Records shown:
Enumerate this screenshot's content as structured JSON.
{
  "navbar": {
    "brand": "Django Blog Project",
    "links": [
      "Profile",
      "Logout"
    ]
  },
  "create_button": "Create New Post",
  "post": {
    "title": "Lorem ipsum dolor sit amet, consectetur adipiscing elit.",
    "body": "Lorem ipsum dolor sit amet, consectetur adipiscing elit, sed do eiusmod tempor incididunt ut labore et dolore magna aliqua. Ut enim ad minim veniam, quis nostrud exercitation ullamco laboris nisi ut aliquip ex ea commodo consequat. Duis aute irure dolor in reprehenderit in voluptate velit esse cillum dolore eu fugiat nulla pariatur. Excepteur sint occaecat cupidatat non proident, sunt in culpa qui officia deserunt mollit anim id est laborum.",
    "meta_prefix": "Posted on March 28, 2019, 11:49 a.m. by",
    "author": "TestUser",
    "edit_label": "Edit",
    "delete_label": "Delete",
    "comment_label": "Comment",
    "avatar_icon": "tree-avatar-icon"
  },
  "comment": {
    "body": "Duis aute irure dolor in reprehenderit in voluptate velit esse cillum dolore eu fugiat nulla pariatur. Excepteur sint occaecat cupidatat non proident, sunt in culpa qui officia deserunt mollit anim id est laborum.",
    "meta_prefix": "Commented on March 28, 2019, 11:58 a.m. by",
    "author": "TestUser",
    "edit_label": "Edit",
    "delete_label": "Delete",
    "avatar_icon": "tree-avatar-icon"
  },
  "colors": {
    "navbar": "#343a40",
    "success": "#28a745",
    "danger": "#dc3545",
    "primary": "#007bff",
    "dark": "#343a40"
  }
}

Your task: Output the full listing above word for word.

Answer area:
Enumerate this screenshot's content as structured JSON.
{
  "navbar": {
    "brand": "Django Blog Project",
    "links": [
      "Profile",
      "Logout"
    ]
  },
  "create_button": "Create New Post",
  "post": {
    "title": "Lorem ipsum dolor sit amet, consectetur adipiscing elit.",
    "body": "Lorem ipsum dolor sit amet, consectetur adipiscing elit, sed do eiusmod tempor incididunt ut labore et dolore magna aliqua. Ut enim ad minim veniam, quis nostrud exercitation ullamco laboris nisi ut aliquip ex ea commodo consequat. Duis aute irure dolor in reprehenderit in voluptate velit esse cillum dolore eu fugiat nulla pariatur. Excepteur sint occaecat cupidatat non proident, sunt in culpa qui officia deserunt mollit anim id est laborum.",
    "meta_prefix": "Posted on March 28, 2019, 11:49 a.m. by",
    "author": "TestUser",
    "edit_label": "Edit",
    "delete_label": "Delete",
    "comment_label": "Comment",
    "avatar_icon": "tree-avatar-icon"
  },
  "comment": {
    "body": "Duis aute irure dolor in reprehenderit in voluptate velit esse cillum dolore eu fugiat nulla pariatur. Excepteur sint occaecat cupidatat non proident, sunt in culpa qui officia deserunt mollit anim id est laborum.",
    "meta_prefix": "Commented on March 28, 2019, 11:58 a.m. by",
    "author": "TestUser",
    "edit_label": "Edit",
    "delete_label": "Delete",
    "avatar_icon": "tree-avatar-icon"
  },
  "colors": {
    "navbar": "#343a40",
    "success": "#28a745",
    "danger": "#dc3545",
    "primary": "#007bff",
    "dark": "#343a40"
  }
}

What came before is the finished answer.